This Glove Translates Sign Language Into Speech In Real Time
Bioengineers at UCLA have designed a high-tech glove that can translate sign language into speech in real time through a smartphone app.
The glove contains sensors that run along the five fingers to identify each word, phrase or letter as it is made in American Sign Language.
The device then turns the finger movements into electrical signals, which are sent to a small circuit board worn on the wrist. The board transmits those signals wirelessly to a smartphone that translates them into spoken words at the rate of about one word per second.
“Our hope is that this opens up an easy way for people who use sign language to communicate directly with non-signers without needing someone else to translate for them,” said Jun Chen, an assistant professor of bioengineering at the UCLA Samueli School of Engineering and the principal investigator on the research. “In addition, we hope it can help more people learn sign language themselves.”

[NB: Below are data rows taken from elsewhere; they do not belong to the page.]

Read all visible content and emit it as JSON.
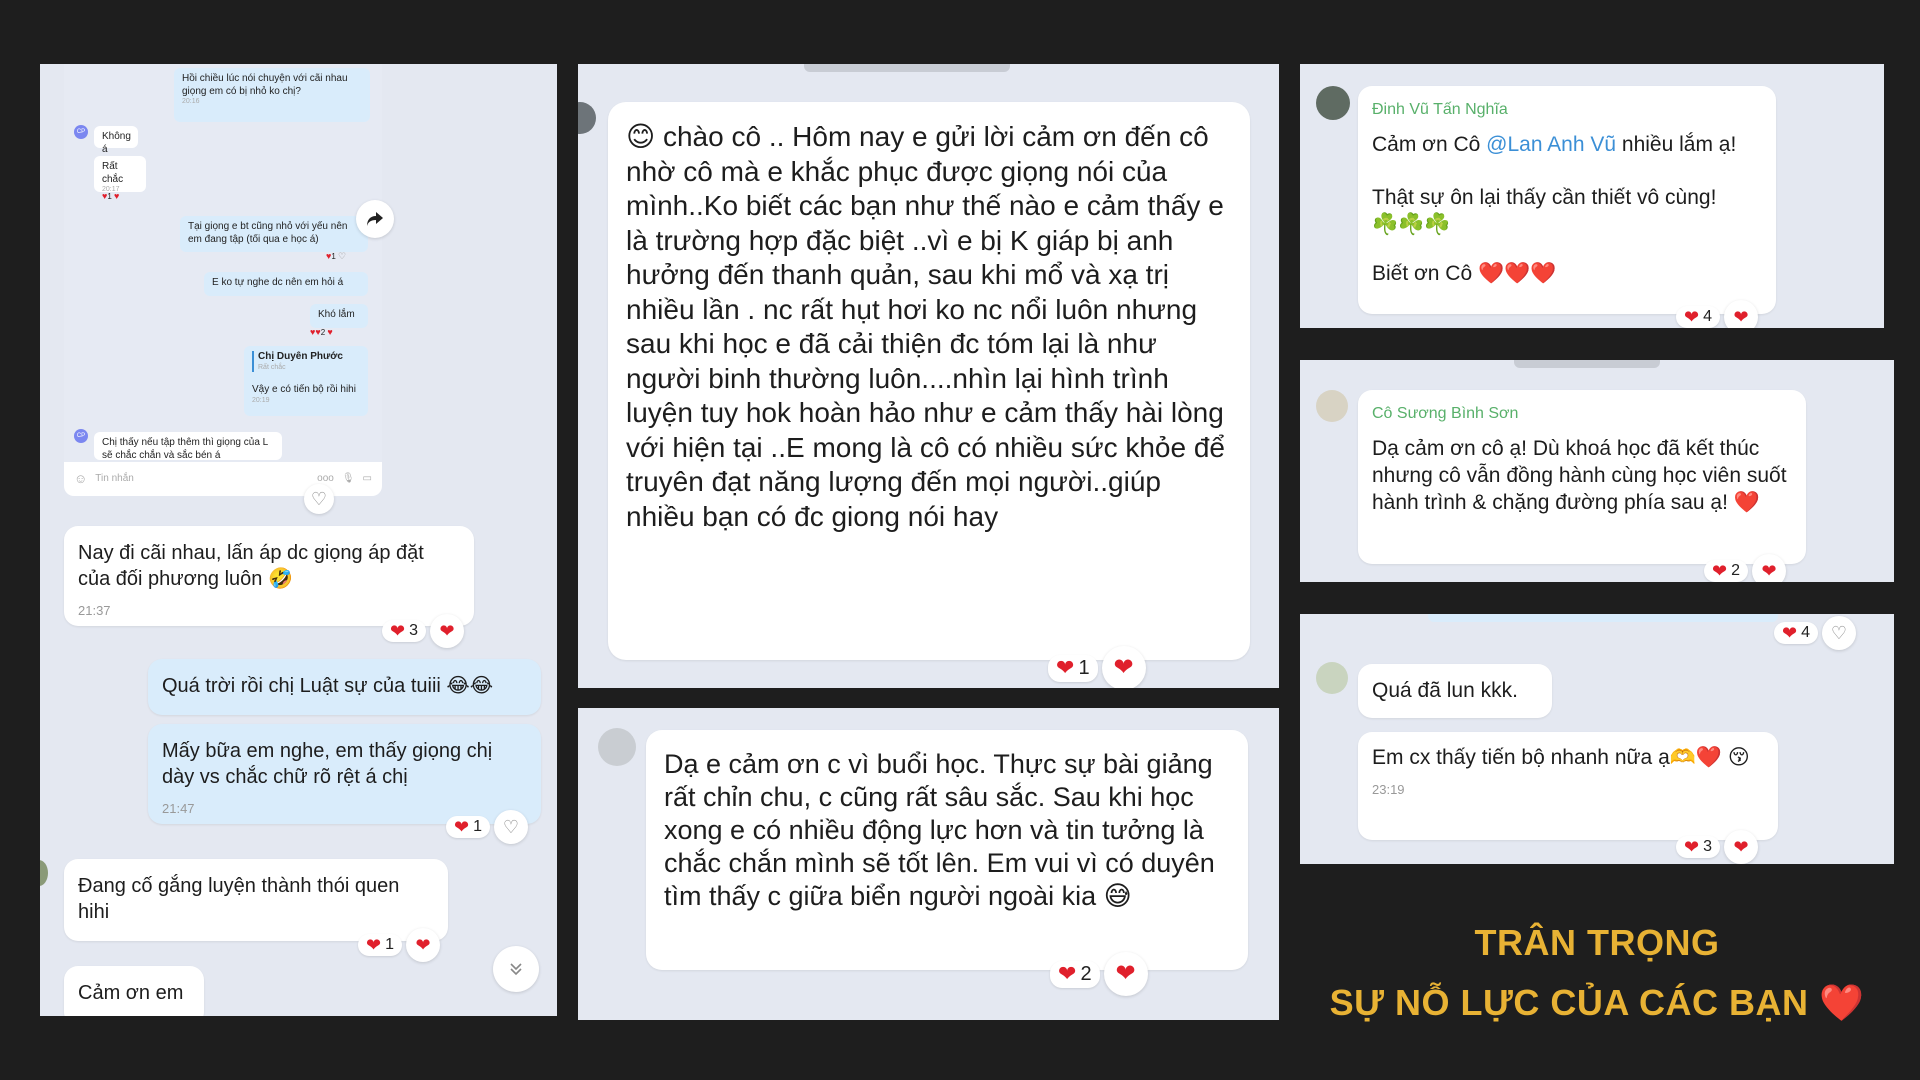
{
  "panel1": {
    "screenshot": {
      "m1": "Hồi chiều lúc nói chuyện với cãi nhau giọng em có bị nhỏ ko chị?",
      "t1": "20:16",
      "m2": "Không á",
      "m3": "Rất chắc",
      "t3": "20:17",
      "m4": "Tại giọng e bt cũng nhỏ với yếu nên em đang tập (tối qua e học á)",
      "m5": "E ko tự nghe dc nên em hỏi á",
      "m6": "Khó lắm",
      "quote_name": "Chị Duyên Phước",
      "quote_text": "Rất chắc",
      "m7": "Vậy e có tiến bộ rồi hihi",
      "t7": "20:19",
      "m8": "Chị thấy nếu tập thêm thì giọng của L sẽ chắc chắn và sắc bén á",
      "input_placeholder": "Tin nhắn",
      "more": "ooo",
      "avatar_initials": "CP",
      "counts": [
        "1",
        "1",
        "2"
      ]
    },
    "msg1": {
      "text": "Nay đi cãi nhau,  lấn áp dc giọng áp đặt của đối phương luôn 🤣",
      "time": "21:37",
      "count": "3"
    },
    "msg2": {
      "text": "Quá trời rồi chị Luật sự của tuiii 😂😂"
    },
    "msg3": {
      "text": "Mấy bữa em nghe, em thấy giọng chị dày vs chắc chữ rõ rệt á chị",
      "time": "21:47",
      "count": "1"
    },
    "msg4": {
      "text": "Đang cố gắng luyện thành thói quen hihi",
      "count": "1"
    },
    "msg5": {
      "text": "Cảm ơn em"
    }
  },
  "panel2": {
    "text": "😊 chào cô .. Hôm nay e gửi lời cảm ơn đến cô nhờ cô mà e khắc phục được giọng nói của mình..Ko biết các bạn như thế nào e cảm thấy e là trường hợp đặc biệt ..vì e bị K giáp bị anh hưởng đến thanh quản, sau khi mổ và xạ trị nhiều lần . nc rất hụt hơi ko nc nổi luôn nhưng sau khi học e đã cải thiện đc tóm lại là như người binh thường luôn....nhìn lại hình trình luyện tuy hok hoàn hảo như e cảm thấy hài lòng với hiện tại ..E mong là cô có nhiều sức khỏe để truyên đạt năng lượng đến mọi người..giúp nhiều bạn có đc giong nói hay",
    "count": "1"
  },
  "panel3": {
    "text": "Dạ e cảm ơn c vì buổi học. Thực sự bài giảng rất chỉn chu, c cũng rất sâu sắc. Sau khi học xong e có nhiều động lực hơn và tin tưởng là chắc chắn mình sẽ tốt lên. Em vui vì có duyên tìm thấy c giữa biển người ngoài kia 😅",
    "count": "2"
  },
  "panel4": {
    "name": "Đinh Vũ Tấn Nghĩa",
    "line1_pre": "Cảm ơn Cô ",
    "mention": "@Lan Anh Vũ",
    "line1_post": " nhiều lắm ạ!",
    "line2": "Thật sự ôn lại thấy cần thiết vô cùng!",
    "line3": "☘️☘️☘️",
    "line4": "Biết ơn Cô ❤️❤️❤️",
    "count": "4"
  },
  "panel5": {
    "name": "Cô Sương Bình Sơn",
    "text": "Dạ cảm ơn cô ạ! Dù khoá học đã kết thúc nhưng cô vẫn đồng hành cùng học viên suốt hành trình & chặng đường phía sau ạ! ❤️",
    "count": "2"
  },
  "panel6": {
    "top_count": "4",
    "msg1": "Quá đã lun kkk.",
    "msg2": "Em cx thấy tiến bộ nhanh nữa ạ🫶❤️ 😚",
    "time": "23:19",
    "count": "3"
  },
  "footer": {
    "line1": "TRÂN TRỌNG",
    "line2": "SỰ NỖ LỰC CỦA CÁC BẠN ❤️"
  },
  "colors": {
    "background": "#1e1e1e",
    "panel": "#e4e8f1",
    "heart": "#e0202c",
    "accent_gold": "#e8b234",
    "name_green": "#58b06a",
    "mention_blue": "#3b8fd6"
  },
  "icons": [
    "share-arrow-icon",
    "heart-icon",
    "heart-outline-icon",
    "scroll-down-icon",
    "sticker-icon",
    "mic-icon",
    "image-icon"
  ]
}
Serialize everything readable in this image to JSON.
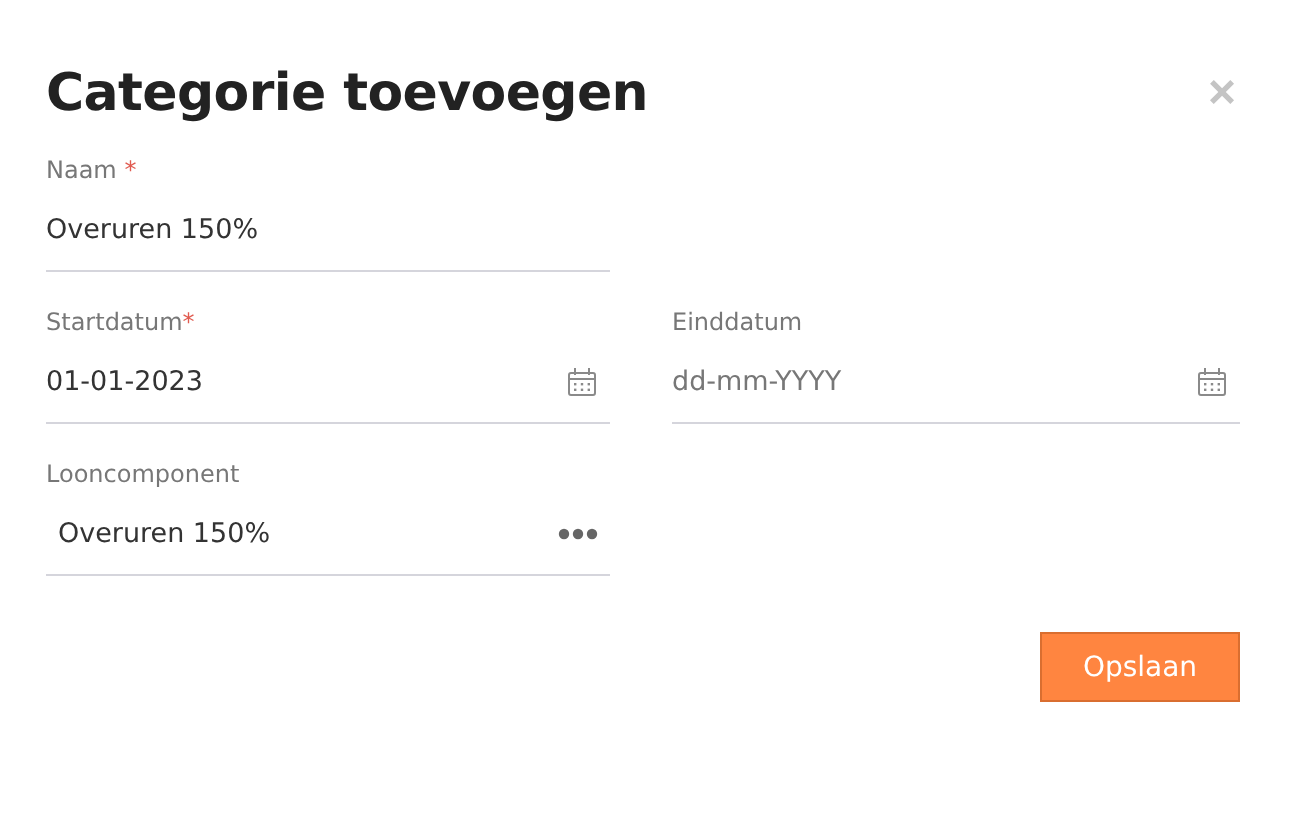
{
  "dialog": {
    "title": "Categorie toevoegen",
    "close": "×"
  },
  "rows": [
    [
      {
        "label": "Naam ",
        "required": "*",
        "value": "Overuren 150%",
        "kind": "text"
      }
    ],
    [
      {
        "label": "Startdatum",
        "required": "*",
        "value": "01-01-2023",
        "kind": "date"
      },
      {
        "label": "Einddatum",
        "placeholder": "dd-mm-YYYY",
        "kind": "date"
      }
    ],
    [
      {
        "label": "Looncomponent",
        "value": "Overuren 150%",
        "kind": "lookup"
      }
    ]
  ],
  "buttons": [
    {
      "label": "Opslaan"
    }
  ]
}
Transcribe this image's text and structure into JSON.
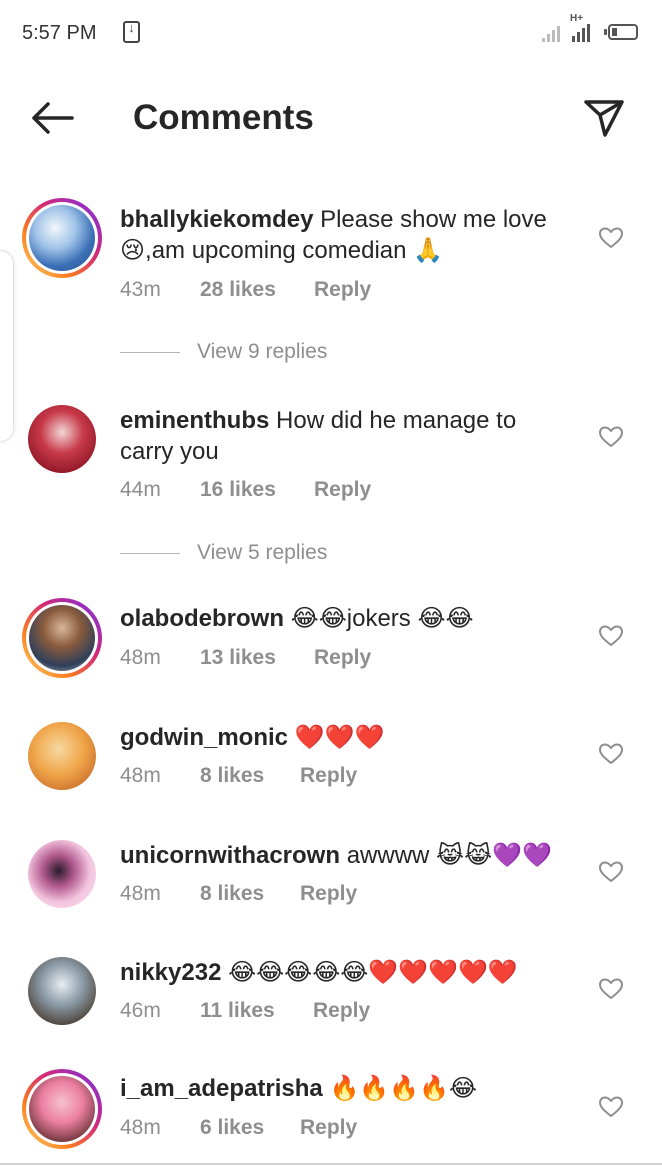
{
  "status_bar": {
    "time": "5:57 PM"
  },
  "header": {
    "title": "Comments"
  },
  "comments": [
    {
      "username": "bhallykiekomdey",
      "text": "Please show me love 😢,am upcoming comedian 🙏",
      "time": "43m",
      "likes": "28 likes",
      "reply": "Reply",
      "view_replies": "View 9 replies"
    },
    {
      "username": "eminenthubs",
      "text": "How did he manage to carry you",
      "time": "44m",
      "likes": "16 likes",
      "reply": "Reply",
      "view_replies": "View 5 replies"
    },
    {
      "username": "olabodebrown",
      "text": "😂😂jokers 😂😂",
      "time": "48m",
      "likes": "13 likes",
      "reply": "Reply"
    },
    {
      "username": "godwin_monic",
      "text": "❤️❤️❤️",
      "time": "48m",
      "likes": "8 likes",
      "reply": "Reply"
    },
    {
      "username": "unicornwithacrown",
      "text": "awwww 😹😹💜💜",
      "time": "48m",
      "likes": "8 likes",
      "reply": "Reply"
    },
    {
      "username": "nikky232",
      "text": "😂😂😂😂😂❤️❤️❤️❤️❤️",
      "time": "46m",
      "likes": "11 likes",
      "reply": "Reply"
    },
    {
      "username": "i_am_adepatrisha",
      "text": "🔥🔥🔥🔥😂",
      "time": "48m",
      "likes": "6 likes",
      "reply": "Reply"
    }
  ],
  "icons": {
    "back": "arrow-left-icon",
    "send": "paper-plane-icon",
    "like": "heart-outline-icon",
    "download": "download-icon",
    "signal": "signal-icon",
    "battery": "battery-icon"
  }
}
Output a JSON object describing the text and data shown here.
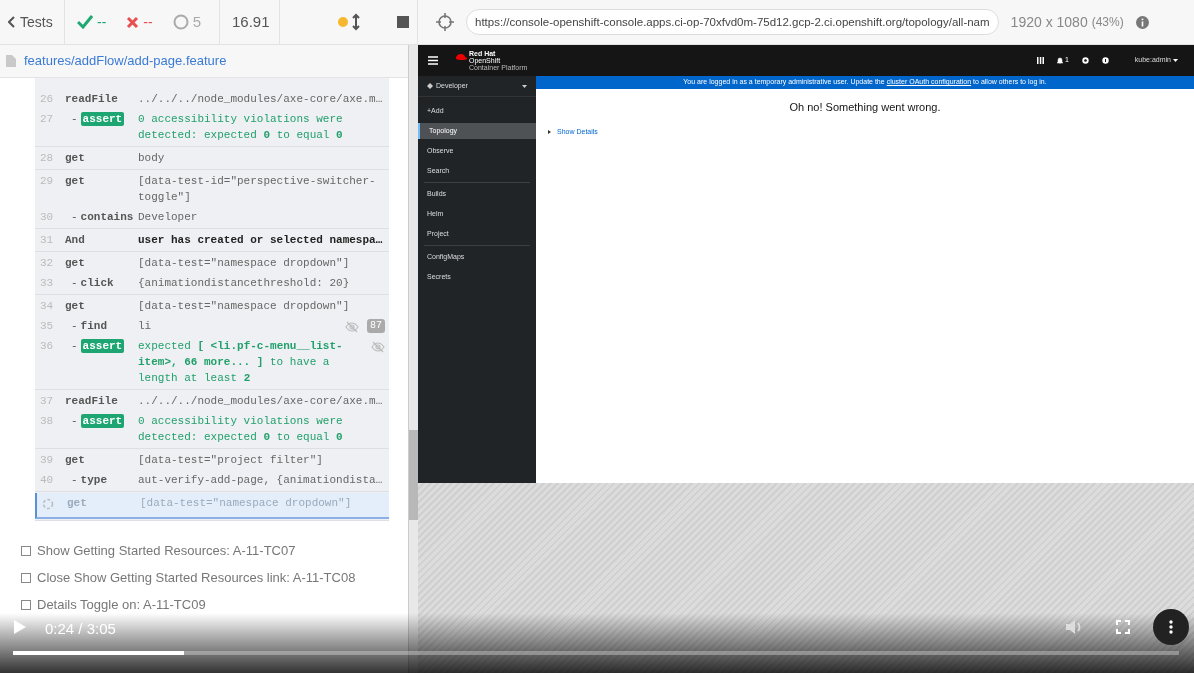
{
  "runner": {
    "back_label": "Tests",
    "passed": "--",
    "failed": "--",
    "pending": "5",
    "duration": "16.91",
    "url": "https://console-openshift-console.apps.ci-op-70xfvd0m-75d12.gcp-2.ci.openshift.org/topology/all-nam",
    "viewport": "1920 x 1080",
    "scale": "(43%)"
  },
  "spec_path": "features/addFlow/add-page.feature",
  "command_groups": [
    {
      "rows": [
        {
          "num": "26",
          "name": "readFile",
          "message": "../../../node_modules/axe-core/axe.m…",
          "kind": "command"
        },
        {
          "num": "27",
          "prefix": "-",
          "name": "assert",
          "message": "0 accessibility violations were detected: expected **0** to equal **0**",
          "kind": "assert"
        }
      ]
    },
    {
      "rows": [
        {
          "num": "28",
          "name": "get",
          "message": "body",
          "kind": "command"
        }
      ]
    },
    {
      "rows": [
        {
          "num": "29",
          "name": "get",
          "message": "[data-test-id=\"perspective-switcher-toggle\"]",
          "kind": "command"
        },
        {
          "num": "30",
          "prefix": "-",
          "name": "contains",
          "message": "Developer",
          "kind": "command"
        }
      ]
    },
    {
      "rows": [
        {
          "num": "31",
          "name": "And",
          "message": "user has created or selected namespa…",
          "kind": "step"
        }
      ]
    },
    {
      "rows": [
        {
          "num": "32",
          "name": "get",
          "message": "[data-test=\"namespace dropdown\"]",
          "kind": "command"
        },
        {
          "num": "33",
          "prefix": "-",
          "name": "click",
          "message": "{animationdistancethreshold: 20}",
          "kind": "command"
        }
      ]
    },
    {
      "rows": [
        {
          "num": "34",
          "name": "get",
          "message": "[data-test=\"namespace dropdown\"]",
          "kind": "command"
        },
        {
          "num": "35",
          "prefix": "-",
          "name": "find",
          "message": "li",
          "kind": "command",
          "hidden": true,
          "count": "87"
        },
        {
          "num": "36",
          "prefix": "-",
          "name": "assert",
          "message": "expected **[ <li.pf-c-menu__list-item>, 66 more... ]** to have a length at least **2**",
          "kind": "assert",
          "hidden": true
        }
      ]
    },
    {
      "rows": [
        {
          "num": "37",
          "name": "readFile",
          "message": "../../../node_modules/axe-core/axe.m…",
          "kind": "command"
        },
        {
          "num": "38",
          "prefix": "-",
          "name": "assert",
          "message": "0 accessibility violations were detected: expected **0** to equal **0**",
          "kind": "assert"
        }
      ]
    },
    {
      "rows": [
        {
          "num": "39",
          "name": "get",
          "message": "[data-test=\"project filter\"]",
          "kind": "command"
        },
        {
          "num": "40",
          "prefix": "-",
          "name": "type",
          "message": "aut-verify-add-page, {animationdista…",
          "kind": "command"
        }
      ]
    },
    {
      "rows": [
        {
          "name": "get",
          "message": "[data-test=\"namespace dropdown\"]",
          "kind": "pending"
        }
      ]
    }
  ],
  "tests": [
    {
      "title": "Show Getting Started Resources: A-11-TC07",
      "checked": false
    },
    {
      "title": "Close Show Getting Started Resources link: A-11-TC08",
      "checked": false
    },
    {
      "title": "Details Toggle on: A-11-TC09",
      "checked": false
    }
  ],
  "app": {
    "brand": [
      "Red Hat",
      "OpenShift",
      "Container Platform"
    ],
    "notifications": "1",
    "user": "kube:admin",
    "perspective": "Developer",
    "nav": [
      {
        "label": "+Add",
        "selected": false,
        "divider": false
      },
      {
        "label": "Topology",
        "selected": true,
        "divider": false
      },
      {
        "label": "Observe",
        "selected": false,
        "divider": false
      },
      {
        "label": "Search",
        "selected": false,
        "divider": true
      },
      {
        "label": "Builds",
        "selected": false,
        "divider": false
      },
      {
        "label": "Helm",
        "selected": false,
        "divider": false
      },
      {
        "label": "Project",
        "selected": false,
        "divider": true
      },
      {
        "label": "ConfigMaps",
        "selected": false,
        "divider": false
      },
      {
        "label": "Secrets",
        "selected": false,
        "divider": false
      }
    ],
    "banner": "You are logged in as a temporary administrative user. Update the",
    "banner_link": "cluster OAuth configuration",
    "banner_end": "to allow others to log in.",
    "error": "Oh no! Something went wrong.",
    "details_link": "Show Details"
  },
  "video": {
    "time": "0:24 / 3:05",
    "level": 0.147
  }
}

The scientists also added adhesive sensors to testers’ faces — in between their eyebrows and on one side of their mouths — to capture facial expressions that are a part of American Sign Language.
Previous wearable systems that offered translation from American Sign Language were limited by bulky and heavy device designs or were uncomfortable to wear, Chen said.
This device is made from lightweight and inexpensive but long-lasting, stretchable polymers. The electronic sensors are also very flexible and inexpensive.
UCLA has filed for a patent on the technology. However, a commercial model based on this technology would require added vocabulary and an even faster translation time, Chen said.